Monday, July 1, 2002

(Dr. Richard W. Neu, advisor)

"Effect of Notches and Fretting on Fatigue of Steam Turbine Materials at 524°C"

Abstract

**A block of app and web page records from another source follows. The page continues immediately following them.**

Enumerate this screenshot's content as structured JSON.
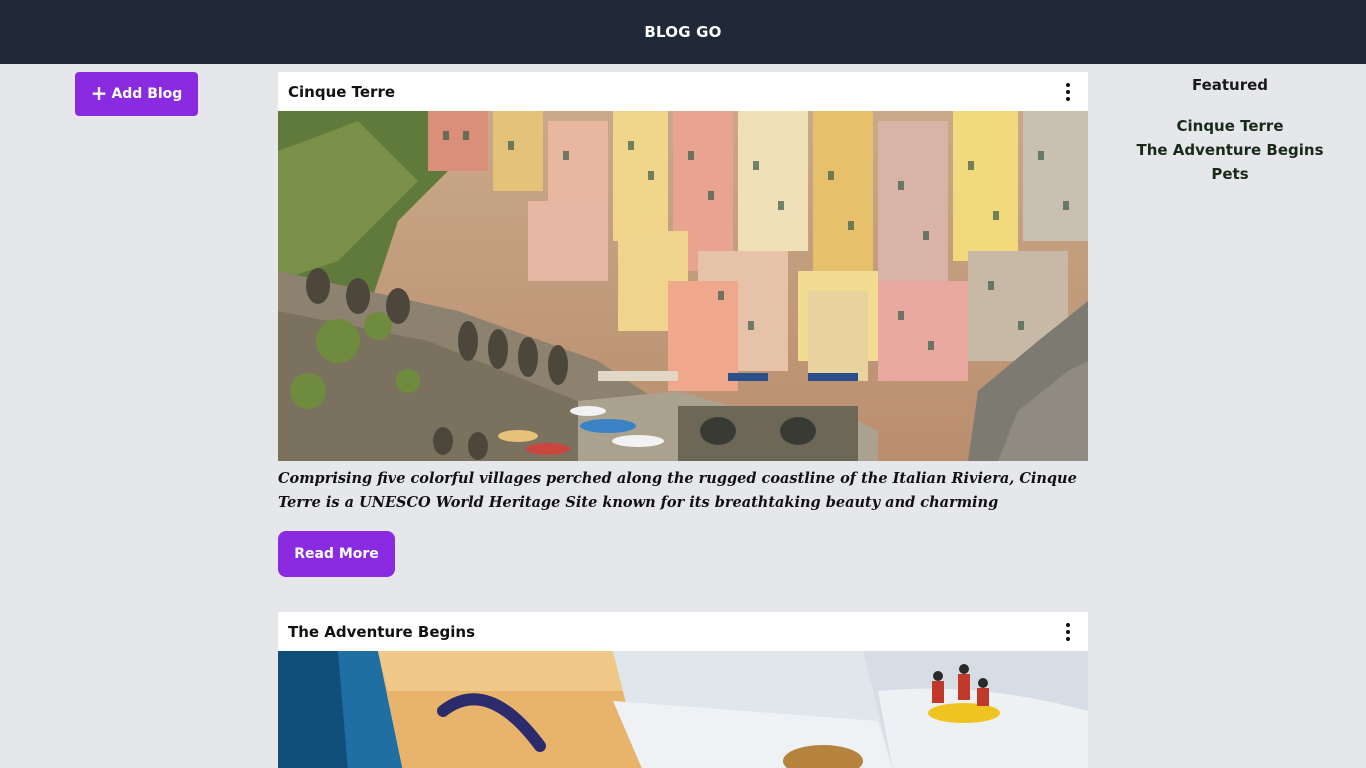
{
  "header": {
    "brand": "BLOG GO"
  },
  "actions": {
    "add_blog_label": "Add Blog"
  },
  "posts": [
    {
      "title": "Cinque Terre",
      "excerpt": "Comprising five colorful villages perched along the rugged coastline of the Italian Riviera, Cinque Terre is a UNESCO World Heritage Site known for its breathtaking beauty and charming atmosphere. With its pastel-",
      "read_more_label": "Read More"
    },
    {
      "title": "The Adventure Begins"
    }
  ],
  "featured": {
    "heading": "Featured",
    "items": [
      "Cinque Terre",
      "The Adventure Begins",
      "Pets"
    ]
  },
  "colors": {
    "header_bg": "#1f2937",
    "accent": "#8a2be2",
    "page_bg": "#e5e7eb"
  }
}
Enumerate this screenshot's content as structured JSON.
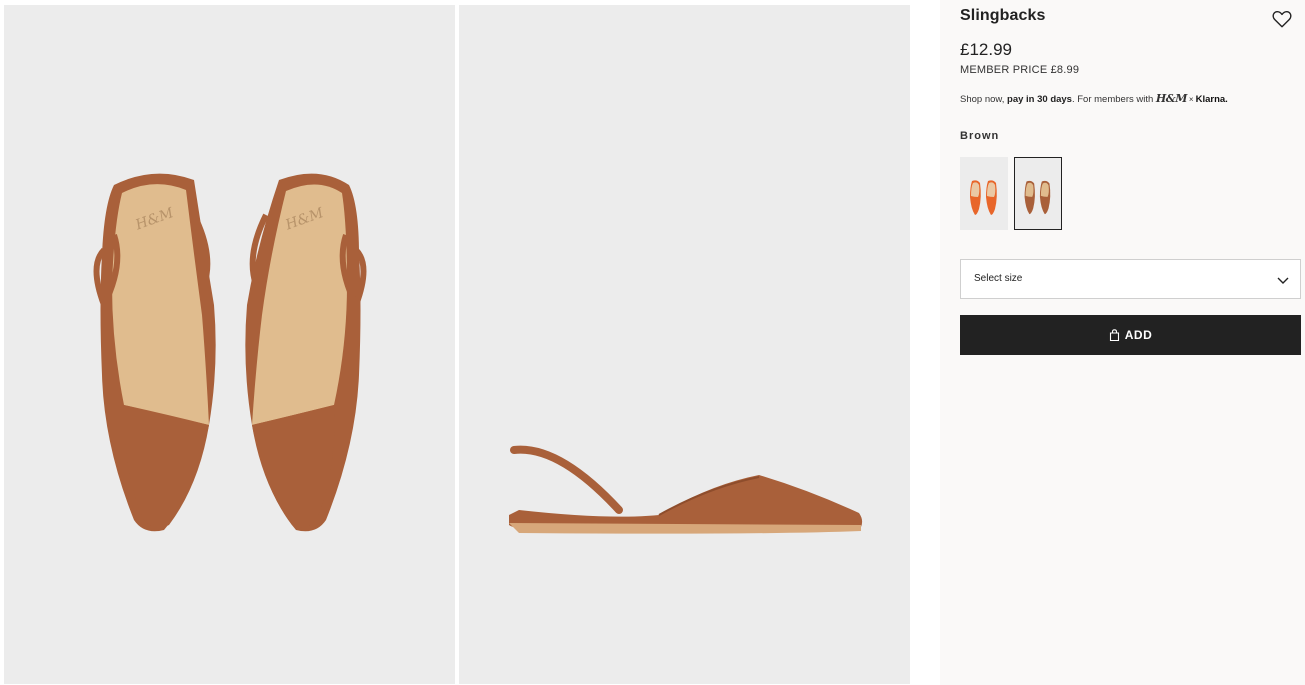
{
  "product": {
    "title": "Slingbacks",
    "price": "£12.99",
    "member_price": "MEMBER PRICE £8.99"
  },
  "klarna": {
    "prefix": "Shop now, ",
    "emphasis": "pay in 30 days",
    "middle": ". For members with ",
    "hm_logo": "H&M",
    "separator": "×",
    "brand": "Klarna."
  },
  "color": {
    "label": "Brown",
    "swatches": [
      {
        "name": "Orange",
        "color": "#e8662a"
      },
      {
        "name": "Brown",
        "color": "#a9603a",
        "selected": true
      }
    ]
  },
  "size": {
    "placeholder": "Select size"
  },
  "add_button": {
    "label": "ADD"
  },
  "images": [
    {
      "brand_mark": "H&M",
      "view": "top"
    },
    {
      "view": "side"
    }
  ],
  "icons": [
    "heart-icon",
    "chevron-down-icon",
    "shopping-bag-icon"
  ],
  "colors": {
    "shoe": "#a9603a",
    "insole": "#e0bc8e",
    "button_bg": "#222222",
    "panel_bg": "#faf9f8",
    "photo_bg": "#ececec"
  }
}
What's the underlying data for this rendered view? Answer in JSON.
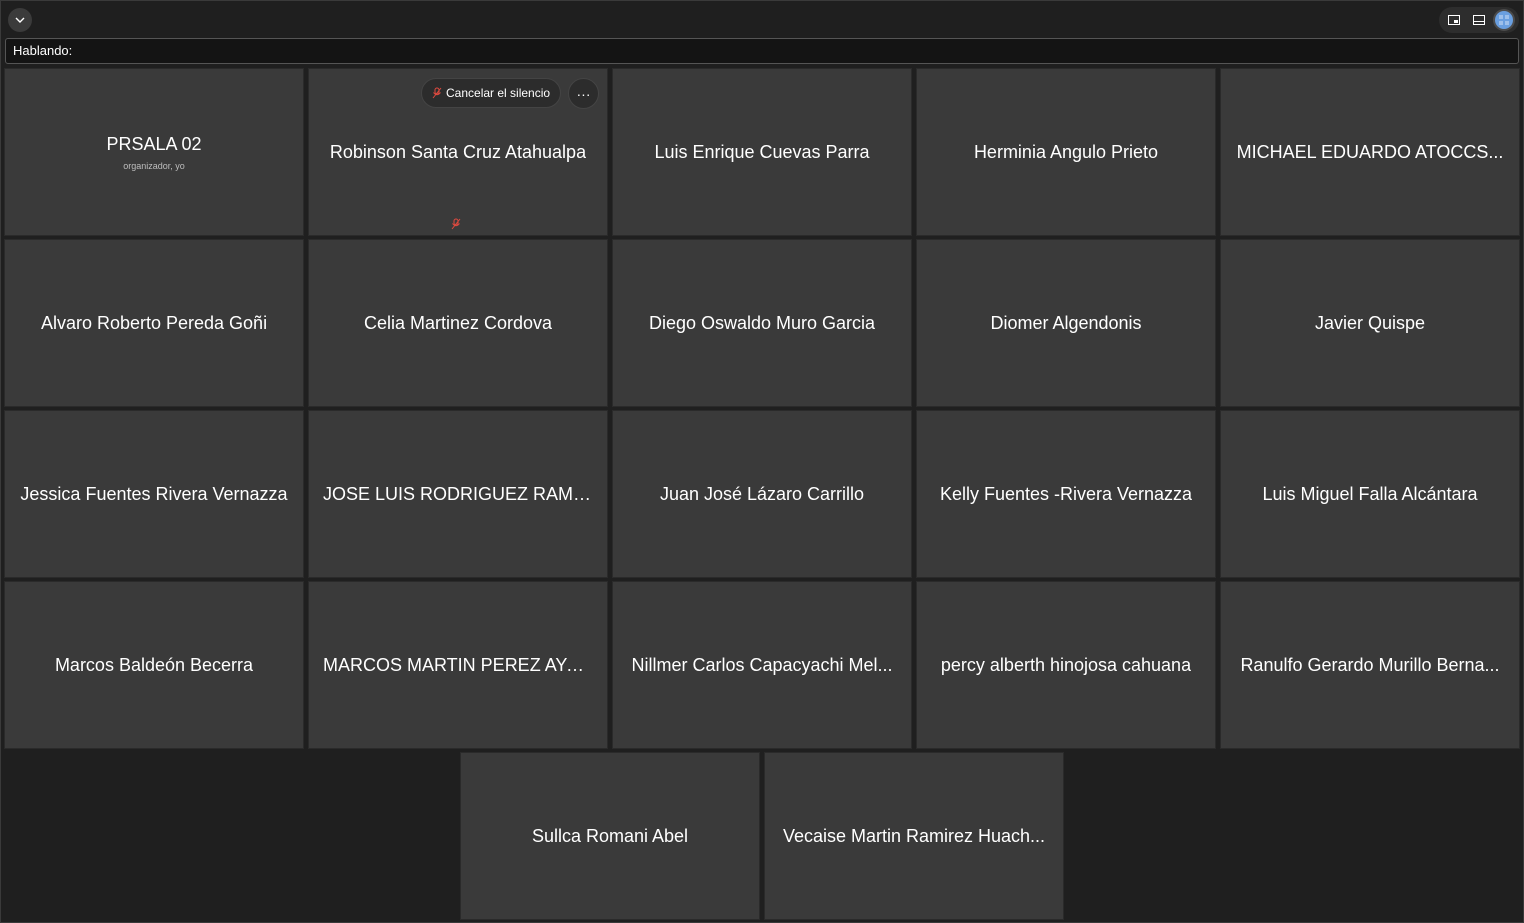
{
  "topbar": {
    "collapse_icon": "chevron-down-icon",
    "view_icons": [
      "picture-in-picture-icon",
      "filmstrip-icon",
      "gallery-view-icon"
    ],
    "active_color": "#6a9fe0"
  },
  "speaking": {
    "label": "Hablando:"
  },
  "controls": {
    "unmute_label": "Cancelar el silencio",
    "more_label": "···",
    "muted_color": "#e04a3f"
  },
  "participants": [
    {
      "name": "PRSALA 02",
      "subtitle": "organizador, yo"
    },
    {
      "name": "Robinson Santa Cruz Atahualpa",
      "subtitle": ""
    },
    {
      "name": "Luis Enrique Cuevas Parra",
      "subtitle": ""
    },
    {
      "name": "Herminia Angulo Prieto",
      "subtitle": ""
    },
    {
      "name": "MICHAEL EDUARDO ATOCCS...",
      "subtitle": ""
    },
    {
      "name": "Alvaro Roberto Pereda Goñi",
      "subtitle": ""
    },
    {
      "name": "Celia Martinez Cordova",
      "subtitle": ""
    },
    {
      "name": "Diego Oswaldo Muro Garcia",
      "subtitle": ""
    },
    {
      "name": "Diomer Algendonis",
      "subtitle": ""
    },
    {
      "name": "Javier Quispe",
      "subtitle": ""
    },
    {
      "name": "Jessica Fuentes Rivera Vernazza",
      "subtitle": ""
    },
    {
      "name": "JOSE LUIS RODRIGUEZ RAMIR...",
      "subtitle": ""
    },
    {
      "name": "Juan José Lázaro Carrillo",
      "subtitle": ""
    },
    {
      "name": "Kelly Fuentes -Rivera Vernazza",
      "subtitle": ""
    },
    {
      "name": "Luis Miguel Falla Alcántara",
      "subtitle": ""
    },
    {
      "name": "Marcos Baldeón Becerra",
      "subtitle": ""
    },
    {
      "name": "MARCOS MARTIN PEREZ AYA...",
      "subtitle": ""
    },
    {
      "name": "Nillmer Carlos Capacyachi Mel...",
      "subtitle": ""
    },
    {
      "name": "percy alberth hinojosa cahuana",
      "subtitle": ""
    },
    {
      "name": "Ranulfo Gerardo Murillo Berna...",
      "subtitle": ""
    },
    {
      "name": "Sullca Romani Abel",
      "subtitle": ""
    },
    {
      "name": "Vecaise Martin Ramirez Huach...",
      "subtitle": ""
    }
  ]
}
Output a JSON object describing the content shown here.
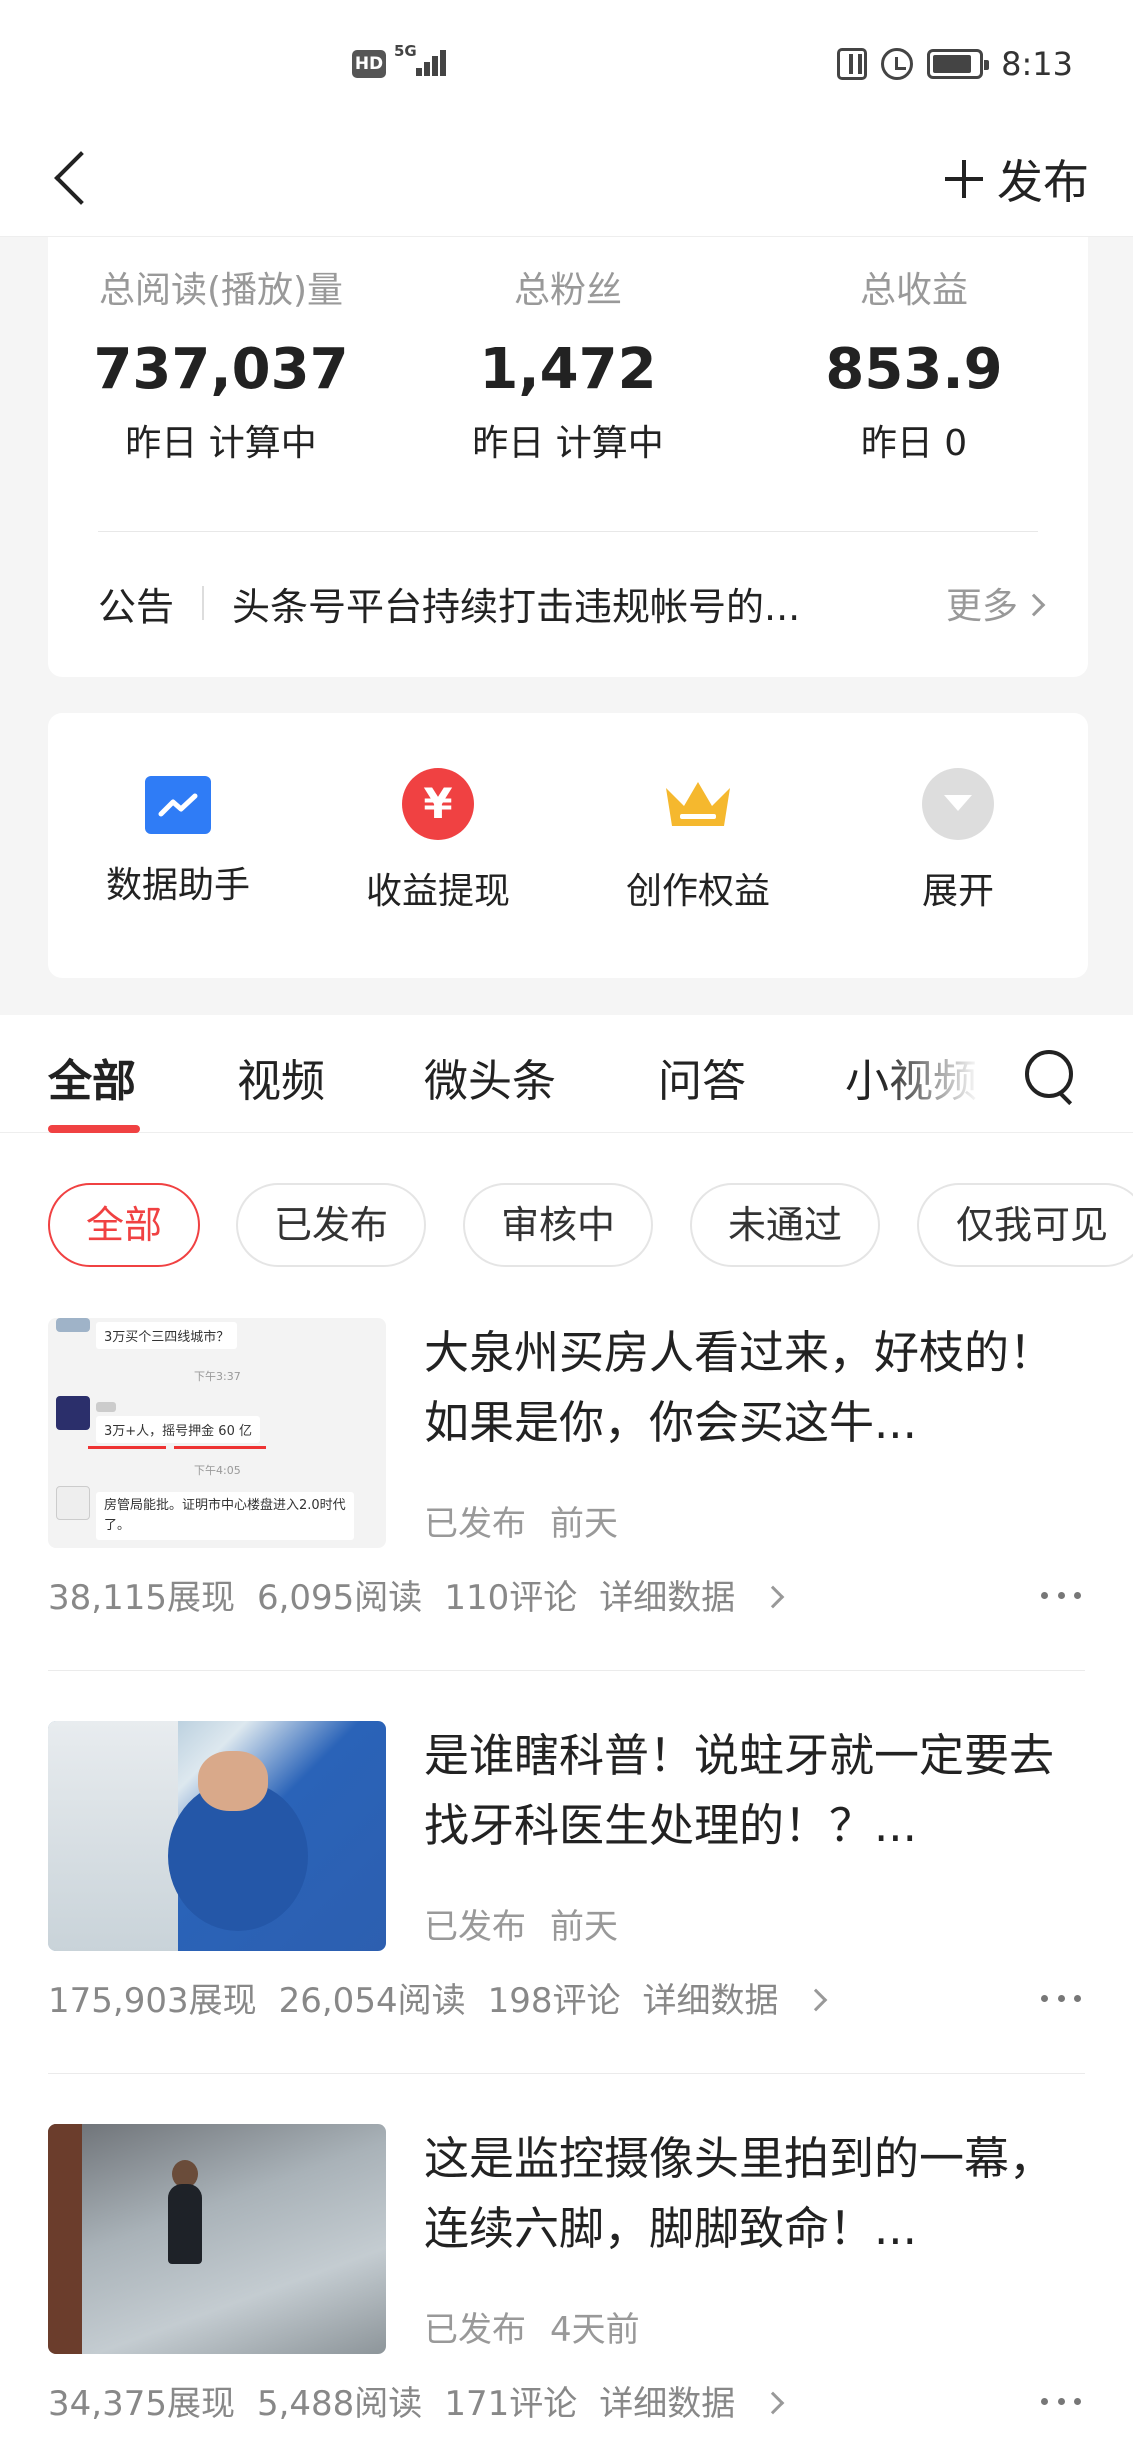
{
  "status_bar": {
    "hd": "HD",
    "network": "5G",
    "time": "8:13"
  },
  "header": {
    "publish_label": "发布"
  },
  "stats": [
    {
      "label": "总阅读(播放)量",
      "value": "737,037",
      "sub": "昨日 计算中"
    },
    {
      "label": "总粉丝",
      "value": "1,472",
      "sub": "昨日 计算中"
    },
    {
      "label": "总收益",
      "value": "853.9",
      "sub": "昨日 0"
    }
  ],
  "notice": {
    "tag": "公告",
    "text": "头条号平台持续打击违规帐号的...",
    "more": "更多"
  },
  "tools": [
    {
      "label": "数据助手",
      "icon": "chart-icon"
    },
    {
      "label": "收益提现",
      "icon": "yuan-icon",
      "glyph": "¥"
    },
    {
      "label": "创作权益",
      "icon": "crown-icon"
    },
    {
      "label": "展开",
      "icon": "expand-icon"
    }
  ],
  "tabs": [
    "全部",
    "视频",
    "微头条",
    "问答",
    "小视频"
  ],
  "filters": [
    "全部",
    "已发布",
    "审核中",
    "未通过",
    "仅我可见"
  ],
  "articles": [
    {
      "title": "大泉州买房人看过来，好枝的！如果是你，你会买这牛...",
      "status": "已发布",
      "time": "前天",
      "impressions": "38,115展现",
      "reads": "6,095阅读",
      "comments": "110评论",
      "detail": "详细数据",
      "thumb_text": {
        "q": "3万买个三四线城市？",
        "t1": "下午3:37",
        "a": "3万+人，摇号押金 60 亿",
        "t2": "下午4:05",
        "c": "房管局能批。证明市中心楼盘进入2.0时代了。"
      }
    },
    {
      "title": "是谁瞎科普！说蛀牙就一定要去找牙科医生处理的！？...",
      "status": "已发布",
      "time": "前天",
      "impressions": "175,903展现",
      "reads": "26,054阅读",
      "comments": "198评论",
      "detail": "详细数据"
    },
    {
      "title": "这是监控摄像头里拍到的一幕，连续六脚，脚脚致命！...",
      "status": "已发布",
      "time": "4天前",
      "impressions": "34,375展现",
      "reads": "5,488阅读",
      "comments": "171评论",
      "detail": "详细数据"
    }
  ],
  "colors": {
    "accent": "#f04142",
    "data_icon": "#2f7cf6",
    "crown": "#f5b82e"
  }
}
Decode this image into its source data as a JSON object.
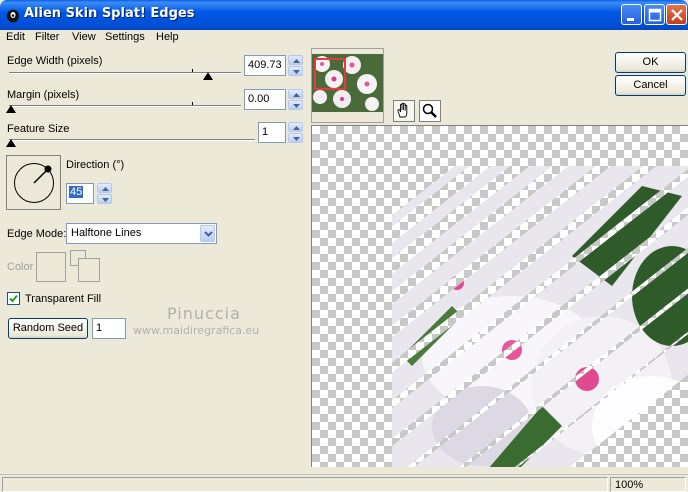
{
  "window": {
    "title": "Alien Skin Splat! Edges"
  },
  "menu": {
    "items": [
      "Edit",
      "Filter",
      "View",
      "Settings",
      "Help"
    ]
  },
  "params": {
    "edge_width": {
      "label": "Edge Width (pixels)",
      "value": "409.73"
    },
    "margin": {
      "label": "Margin (pixels)",
      "value": "0.00"
    },
    "feature_size": {
      "label": "Feature Size",
      "value": "1"
    },
    "direction": {
      "label": "Direction (°)",
      "value": "45"
    },
    "edge_mode": {
      "label": "Edge Mode:",
      "value": "Halftone Lines"
    },
    "color": {
      "label": "Color"
    },
    "transparent_fill": {
      "label": "Transparent Fill",
      "checked": true
    },
    "random_seed": {
      "button": "Random Seed",
      "value": "1"
    }
  },
  "buttons": {
    "ok": "OK",
    "cancel": "Cancel"
  },
  "watermark": {
    "name": "Pinuccia",
    "url": "www.maidiregrafica.eu"
  },
  "status": {
    "zoom": "100%"
  },
  "colors": {
    "titlebar": "#0058e6",
    "flower_pink": "#e8559a",
    "leaf_green": "#2f5a2a"
  }
}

The fatigue behavior of two steam turbine steels, 12 Cr stainless steel used for buckets (blades) and CrMoV steel used for wheels (or rotors), was investigated.  Fatigue failures may originate at the attachment point between the bucket and wheel, where the stress concentrations due to the geometry and fretting may be significant.  This study was aimed at determining the relative sensitivity of these materials to notches and fretting using simplified laboratory tests at a temperature that is similar to that of the attachment point.  A key task of the current investigation was to design and implement a fretting fatigue apparatus capable of producing fretting fatigue damage at an elevated temperature.  Uniaxial fatigue experiments were conducted at 524°C on smooth and notched specimens as well as under fretting fatigue conditions.  The smooth specimen fatigue strength of 12 Cr is greater than that of CrMoV.  However, the notched specimen strengths were nearly the same, due to the higher notch sensitivity of 12 Cr.  Fatigue lives of 12 Cr steel under fretting were lower than that of smooth fatigue tests conducted, but greater than that of notched (Kt = 2.18) specimens.  The implications for life prediction modeling are discussed noting that fretting fatigue can be treated as a notch problem, but having a relatively larger stress concentration and a smaller highly stressed volume.